This seminar will tackle theoretical and applied questions pertaining to exchange. In the theoretical component, we will focus on: 1. the relation between exchange and other modes of collaboration and shared agency (e.g., going for a walk together); 2. the relation between doing A in exchange for B and doing A in order to get B; 3. the significance of the notion of debt for an understanding of exchange; and 4. the relation between exchange, on the one hand, and threats and coercion, on the other. In the applied component, we will take up some practical issues of social and political significance, such as: the place of exchange within the larger domain of political corruption, and the fraught role of exchange in friendship.
Monday 1:00PM-3:30PM - 1008-B CL
This course will explore the breadth of Descartes' remarkably unified thought as fully as can be accomplished within the span of a single semester. We shall also consider some of his interactions with contemporaneous figures.

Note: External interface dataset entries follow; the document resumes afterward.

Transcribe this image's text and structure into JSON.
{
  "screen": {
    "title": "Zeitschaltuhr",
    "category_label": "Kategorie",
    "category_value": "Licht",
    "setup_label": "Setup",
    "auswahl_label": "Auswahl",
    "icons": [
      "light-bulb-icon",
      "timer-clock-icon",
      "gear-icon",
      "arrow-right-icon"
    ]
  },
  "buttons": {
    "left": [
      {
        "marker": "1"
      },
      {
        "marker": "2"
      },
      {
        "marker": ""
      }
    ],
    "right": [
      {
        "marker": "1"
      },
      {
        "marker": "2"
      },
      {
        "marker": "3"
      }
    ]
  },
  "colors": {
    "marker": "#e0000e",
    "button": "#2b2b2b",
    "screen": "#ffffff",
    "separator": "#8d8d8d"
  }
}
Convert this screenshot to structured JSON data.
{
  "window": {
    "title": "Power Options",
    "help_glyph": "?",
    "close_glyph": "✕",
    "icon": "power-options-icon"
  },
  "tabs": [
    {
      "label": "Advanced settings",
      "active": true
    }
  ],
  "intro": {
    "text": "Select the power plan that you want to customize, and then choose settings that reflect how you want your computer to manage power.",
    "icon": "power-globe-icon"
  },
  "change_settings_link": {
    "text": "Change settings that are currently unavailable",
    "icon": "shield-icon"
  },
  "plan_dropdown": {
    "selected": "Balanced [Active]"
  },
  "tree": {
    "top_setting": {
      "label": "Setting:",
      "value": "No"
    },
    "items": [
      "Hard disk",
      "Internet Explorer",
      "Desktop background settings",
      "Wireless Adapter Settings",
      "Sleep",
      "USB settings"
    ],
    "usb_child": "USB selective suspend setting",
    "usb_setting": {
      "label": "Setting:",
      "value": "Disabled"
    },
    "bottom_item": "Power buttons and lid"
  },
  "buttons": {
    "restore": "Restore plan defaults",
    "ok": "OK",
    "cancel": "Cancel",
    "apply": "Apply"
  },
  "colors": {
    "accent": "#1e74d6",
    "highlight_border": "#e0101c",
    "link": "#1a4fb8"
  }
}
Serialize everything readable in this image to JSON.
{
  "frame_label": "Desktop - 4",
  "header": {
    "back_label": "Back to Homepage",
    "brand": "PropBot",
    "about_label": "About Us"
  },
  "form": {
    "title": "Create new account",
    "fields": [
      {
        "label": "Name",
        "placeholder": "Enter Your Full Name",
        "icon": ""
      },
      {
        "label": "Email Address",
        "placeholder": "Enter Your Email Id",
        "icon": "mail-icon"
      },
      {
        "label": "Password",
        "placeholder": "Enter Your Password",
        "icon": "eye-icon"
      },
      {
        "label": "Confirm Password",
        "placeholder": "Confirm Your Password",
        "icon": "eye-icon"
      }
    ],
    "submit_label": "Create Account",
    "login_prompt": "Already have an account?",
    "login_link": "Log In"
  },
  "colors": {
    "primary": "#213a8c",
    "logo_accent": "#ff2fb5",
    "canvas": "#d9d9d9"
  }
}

The purposes of this seminar (which has very successful counterparts at other top graduate programs in philosophy) are multifold. It gives students working on dissertation projects a community of others in the same boat, it provides them with feedback on work in progress, and practice presenting their work to an audience wider than their committee. (This is important for the impression they make on the job market.) Supposing that each student admitted to candidacy makes a seminar presentation each semester, it hastens time to completion by imposing interim deadlines on the road to a completed dissertation. The seminar gives students who have been comprehensively evaluated, but not yet defended a prospectus, examples of other students who have successfully negotiated the transition. This course is offered every fall and spring.